Pharmacology/Beta - blockers< Pharmacology
Beta blockers, also known as beta antagonists, are a class of drugs that were first developed for the treatment of certain heart conditions and hypertension. Later, beta blockers were also found to be useful in glaucoma, migraine, and some psychiatric disorders such as performance anxiety, tremors secondary to lithium, and movement disorders that are caused by some drugs used in the treatment of psychosis. In the United States, the most commonly used beta blocker used in psychiatric practice is propranolol (Inderal). Nadolol (Corgard), metoprolol (Lopressor), and atenolol (Tenormin) are also used in psychiatric practice but to a lesser degree.
Beta blockers are proven effective in the treatment of performance anxiety, lithium-induced tremor, and neuroleptic-induced akathisia (a physical condition caused by certain antipsychotic drugs). Beta blockers have sometimes been used with benzodiazepines in treating alcohol withdrawal.
Beta blockers act on that part of the central nervous system that controls mental alertness, lung function, heart rate, and blood vessels. Although there is more than one mechanism by which beta blockers work in anxiety states, the most beneficial result probably arises from the fact that beta blockers slow the heart to a normal rate and rhythm. Therefore, persons with performance anxiety do not experience the usual chest tightness and rapid heart rate that is associated with such acts as public speaking or acting.
Certain antipsychotic medications known as neuroleptics can cause an unwanted effect called akathisia, which is the inability to sit, stand still, or remain inactive. Patients are restless, and in severe cases, may pace constantly and forcefully and repeatedly stomp their feet. Beta blockers can sometimes treat this condition with a lower incidence of side effects than any other drugs used to treat this condition.
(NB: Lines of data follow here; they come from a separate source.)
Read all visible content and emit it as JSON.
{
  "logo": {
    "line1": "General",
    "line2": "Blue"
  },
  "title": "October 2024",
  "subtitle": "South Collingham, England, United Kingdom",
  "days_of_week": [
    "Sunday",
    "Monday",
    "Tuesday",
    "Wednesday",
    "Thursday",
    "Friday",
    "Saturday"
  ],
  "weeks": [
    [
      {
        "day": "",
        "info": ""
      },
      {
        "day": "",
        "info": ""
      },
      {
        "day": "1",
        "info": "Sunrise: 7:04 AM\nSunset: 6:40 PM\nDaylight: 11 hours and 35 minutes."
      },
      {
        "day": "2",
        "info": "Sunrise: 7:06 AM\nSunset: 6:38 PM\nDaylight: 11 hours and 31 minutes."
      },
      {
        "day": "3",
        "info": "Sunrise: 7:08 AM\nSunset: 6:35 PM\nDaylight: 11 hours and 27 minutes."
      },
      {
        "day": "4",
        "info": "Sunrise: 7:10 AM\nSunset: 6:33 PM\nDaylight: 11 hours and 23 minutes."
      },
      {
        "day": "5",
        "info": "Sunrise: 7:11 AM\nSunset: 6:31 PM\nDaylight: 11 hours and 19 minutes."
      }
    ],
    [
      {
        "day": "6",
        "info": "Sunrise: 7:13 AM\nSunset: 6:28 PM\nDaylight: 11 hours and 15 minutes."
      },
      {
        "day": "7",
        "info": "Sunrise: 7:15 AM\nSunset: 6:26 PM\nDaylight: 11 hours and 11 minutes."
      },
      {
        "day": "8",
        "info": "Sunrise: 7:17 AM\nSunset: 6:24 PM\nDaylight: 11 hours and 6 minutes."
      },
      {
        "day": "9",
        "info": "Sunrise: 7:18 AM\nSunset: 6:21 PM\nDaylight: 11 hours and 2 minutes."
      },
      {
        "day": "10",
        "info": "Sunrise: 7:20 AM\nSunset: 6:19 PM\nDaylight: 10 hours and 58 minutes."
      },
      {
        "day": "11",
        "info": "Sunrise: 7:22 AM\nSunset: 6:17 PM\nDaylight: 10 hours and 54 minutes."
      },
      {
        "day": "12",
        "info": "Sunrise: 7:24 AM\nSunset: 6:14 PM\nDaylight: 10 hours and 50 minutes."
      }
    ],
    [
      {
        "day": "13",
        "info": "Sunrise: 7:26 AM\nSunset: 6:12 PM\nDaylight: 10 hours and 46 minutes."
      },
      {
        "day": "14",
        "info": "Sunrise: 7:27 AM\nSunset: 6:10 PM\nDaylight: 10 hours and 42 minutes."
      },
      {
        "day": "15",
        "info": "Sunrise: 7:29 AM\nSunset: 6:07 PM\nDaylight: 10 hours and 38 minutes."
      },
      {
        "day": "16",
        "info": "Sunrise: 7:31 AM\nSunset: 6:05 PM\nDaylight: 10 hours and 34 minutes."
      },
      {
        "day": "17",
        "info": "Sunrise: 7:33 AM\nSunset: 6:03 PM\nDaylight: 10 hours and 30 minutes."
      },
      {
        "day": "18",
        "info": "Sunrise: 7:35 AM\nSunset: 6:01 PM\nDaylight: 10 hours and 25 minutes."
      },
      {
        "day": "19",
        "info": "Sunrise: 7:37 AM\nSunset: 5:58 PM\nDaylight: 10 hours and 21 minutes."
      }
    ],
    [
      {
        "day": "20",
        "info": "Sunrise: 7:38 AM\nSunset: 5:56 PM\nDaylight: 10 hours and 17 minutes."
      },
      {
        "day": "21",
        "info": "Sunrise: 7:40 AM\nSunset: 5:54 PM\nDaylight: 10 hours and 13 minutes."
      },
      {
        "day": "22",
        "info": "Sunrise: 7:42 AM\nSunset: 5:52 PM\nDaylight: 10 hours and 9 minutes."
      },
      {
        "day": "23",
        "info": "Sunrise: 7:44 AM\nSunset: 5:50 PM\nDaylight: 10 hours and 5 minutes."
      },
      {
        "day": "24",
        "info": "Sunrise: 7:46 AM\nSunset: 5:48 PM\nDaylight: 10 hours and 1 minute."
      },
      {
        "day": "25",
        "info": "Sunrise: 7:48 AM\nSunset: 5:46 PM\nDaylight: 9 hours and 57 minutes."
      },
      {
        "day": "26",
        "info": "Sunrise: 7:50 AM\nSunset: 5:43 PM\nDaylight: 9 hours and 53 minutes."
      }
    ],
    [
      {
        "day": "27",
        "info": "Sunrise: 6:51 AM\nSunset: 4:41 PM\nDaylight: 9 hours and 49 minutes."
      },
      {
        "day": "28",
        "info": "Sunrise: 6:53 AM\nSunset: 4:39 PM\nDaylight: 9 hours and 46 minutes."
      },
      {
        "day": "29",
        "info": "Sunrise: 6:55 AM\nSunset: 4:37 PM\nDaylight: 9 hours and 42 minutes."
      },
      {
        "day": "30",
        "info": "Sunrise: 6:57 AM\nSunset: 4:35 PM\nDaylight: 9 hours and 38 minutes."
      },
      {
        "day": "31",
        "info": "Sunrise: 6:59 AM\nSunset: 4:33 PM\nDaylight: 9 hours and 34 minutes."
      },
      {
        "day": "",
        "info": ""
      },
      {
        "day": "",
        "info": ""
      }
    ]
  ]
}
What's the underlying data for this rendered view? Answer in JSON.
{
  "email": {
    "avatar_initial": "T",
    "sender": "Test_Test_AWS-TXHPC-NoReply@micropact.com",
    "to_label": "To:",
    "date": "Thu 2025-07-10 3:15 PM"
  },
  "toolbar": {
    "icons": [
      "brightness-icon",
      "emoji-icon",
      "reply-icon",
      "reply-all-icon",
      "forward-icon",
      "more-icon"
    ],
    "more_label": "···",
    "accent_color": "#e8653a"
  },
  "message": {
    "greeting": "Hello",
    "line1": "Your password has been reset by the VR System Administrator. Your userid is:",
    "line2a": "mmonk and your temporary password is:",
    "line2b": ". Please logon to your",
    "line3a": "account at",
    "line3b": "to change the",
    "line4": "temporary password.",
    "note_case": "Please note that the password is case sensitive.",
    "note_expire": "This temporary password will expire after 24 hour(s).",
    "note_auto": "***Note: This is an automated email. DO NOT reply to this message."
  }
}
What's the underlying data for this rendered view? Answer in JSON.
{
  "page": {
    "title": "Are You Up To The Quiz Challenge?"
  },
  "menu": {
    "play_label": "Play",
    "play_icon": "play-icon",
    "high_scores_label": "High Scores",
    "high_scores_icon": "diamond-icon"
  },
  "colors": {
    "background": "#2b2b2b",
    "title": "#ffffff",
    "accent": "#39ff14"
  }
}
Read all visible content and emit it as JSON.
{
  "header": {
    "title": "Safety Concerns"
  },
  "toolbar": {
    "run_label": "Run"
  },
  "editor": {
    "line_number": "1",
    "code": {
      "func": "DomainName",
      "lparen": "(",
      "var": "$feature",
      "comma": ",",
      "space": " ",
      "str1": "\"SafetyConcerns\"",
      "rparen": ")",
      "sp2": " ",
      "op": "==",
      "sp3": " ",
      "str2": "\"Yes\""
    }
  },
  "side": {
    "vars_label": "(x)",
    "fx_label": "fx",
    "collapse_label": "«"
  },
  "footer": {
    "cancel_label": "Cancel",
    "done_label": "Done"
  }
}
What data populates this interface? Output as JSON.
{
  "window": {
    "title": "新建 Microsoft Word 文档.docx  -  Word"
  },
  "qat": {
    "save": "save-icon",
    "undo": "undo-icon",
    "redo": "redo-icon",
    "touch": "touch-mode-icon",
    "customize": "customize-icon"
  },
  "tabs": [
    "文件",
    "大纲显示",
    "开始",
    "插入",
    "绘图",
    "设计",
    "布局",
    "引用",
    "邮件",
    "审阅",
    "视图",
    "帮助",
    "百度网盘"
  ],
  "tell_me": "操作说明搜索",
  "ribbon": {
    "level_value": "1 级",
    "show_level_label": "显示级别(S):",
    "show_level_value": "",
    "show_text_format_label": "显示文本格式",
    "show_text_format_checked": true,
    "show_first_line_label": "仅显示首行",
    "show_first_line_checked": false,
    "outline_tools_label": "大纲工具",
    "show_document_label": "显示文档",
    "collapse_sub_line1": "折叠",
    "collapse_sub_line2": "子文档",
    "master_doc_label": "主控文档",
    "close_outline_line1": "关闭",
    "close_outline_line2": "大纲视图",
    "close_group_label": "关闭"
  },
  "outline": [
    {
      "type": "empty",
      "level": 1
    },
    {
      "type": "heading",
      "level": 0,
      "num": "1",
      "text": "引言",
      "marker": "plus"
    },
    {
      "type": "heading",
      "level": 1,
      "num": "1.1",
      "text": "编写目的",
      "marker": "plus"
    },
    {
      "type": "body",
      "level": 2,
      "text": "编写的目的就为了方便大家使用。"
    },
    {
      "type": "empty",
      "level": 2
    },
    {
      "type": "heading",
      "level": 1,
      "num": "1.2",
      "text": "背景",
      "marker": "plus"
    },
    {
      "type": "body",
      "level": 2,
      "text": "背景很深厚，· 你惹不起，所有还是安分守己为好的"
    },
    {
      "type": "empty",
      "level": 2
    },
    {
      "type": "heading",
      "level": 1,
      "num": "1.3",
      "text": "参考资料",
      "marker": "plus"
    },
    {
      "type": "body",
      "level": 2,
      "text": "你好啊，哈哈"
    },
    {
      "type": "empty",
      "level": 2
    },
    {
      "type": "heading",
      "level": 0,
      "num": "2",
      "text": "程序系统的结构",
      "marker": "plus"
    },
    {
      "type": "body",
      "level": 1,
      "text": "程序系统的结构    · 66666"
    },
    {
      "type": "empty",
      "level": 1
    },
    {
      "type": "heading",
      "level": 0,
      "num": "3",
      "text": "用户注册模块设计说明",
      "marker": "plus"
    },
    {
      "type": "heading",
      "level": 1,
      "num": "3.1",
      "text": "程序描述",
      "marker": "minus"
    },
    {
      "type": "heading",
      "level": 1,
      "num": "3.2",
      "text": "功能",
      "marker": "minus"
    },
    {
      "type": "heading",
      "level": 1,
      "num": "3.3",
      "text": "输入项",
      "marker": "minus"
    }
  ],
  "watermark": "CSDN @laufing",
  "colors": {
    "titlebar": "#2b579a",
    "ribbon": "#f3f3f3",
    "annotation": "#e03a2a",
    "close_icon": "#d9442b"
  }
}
Propranolol is available in 10- to 90-mg tablets. Nadolol is available in 20-, 40-, 80-, 120-, and 160-mg tablets. Atenolol is available in 50- and 100-mg tablets. Metoprolol is available in 50- and 100-mg tablets.
For the treatment of performance anxiety, sometimes called stage fright, a single dose of propranolol ranging from 10–40 mg is given 20–30 minutes before the event causing the unwanted reactions.
For lithium-induced tremors that cannot be controlled by reducing caffeine intake or administering the dosage of lithium at bedtime, propranolol at a dose of 20–160 mg daily can be given in two or three evenly divided doses.
For akathisia caused by antipsychotic medications, propranolol can be administered at doses of 10–30 mg three times daily.
Because of their ability to narrow airways, beta blockers, especially propranolol, should not be taken by people with asthma and chronic obstructive pulmonary disease (COPD). If there is an urgent need to use beta blockers in persons with respiratory problems, atenolol or metoprolol are the beta-blockers of choice because they are less likely to have this side effect, although even these drugs should also be used with caution. Patients with congestive heart failure or certain cardiac conduction abnormalities such as a heart block, should also receive these drugs with caution.
Beta blockers should be used with close physician monitoring in people with diabetes, since the symptoms of low blood sugar (increased heart rate, lightheadedness, and abnormal perspiration) may be not be recognized by patients.
Beta blockers can cause undesired decreases in blood pressure and are typically not given if blood pressure is 90/60 mm Hg or less.
Beta blockers can also cause an undesired drop in heart rate. People whose resting heart rate is less than 55 beats per minute should not take beta blockers.
Occasionally, beta blockers can cause heart depression, bronchoconstriction, impotence, fatigue, depression, bradycaardia, rash, weakness, nausea, vomiting, and stomach discomfort.
Beta blockers should be discontinued by patient to reduce the likelihood of angina.
Each medication in the class of beta blockers has the potential to interact with a multitude of other medications. Anyone starting beta blocker therapy should review the other medications they are taking with their physician and pharmacist for possible interactions. Patients should always inform all their health care providers, including dentists, that they are taking beta blockers.
'BOOKS' Kaplan, Harold. Comprehensive Textbook of Psychiatry. Philadelphia: Lippincott Williams and Wilkins, 1995.
Kay, Jerald. Psychiatry: Behavioral Science and Clinical Essentials. Philadelphia: W. B. Saunders Company, 2000.
Ajna Hamidovic, Pharm.D.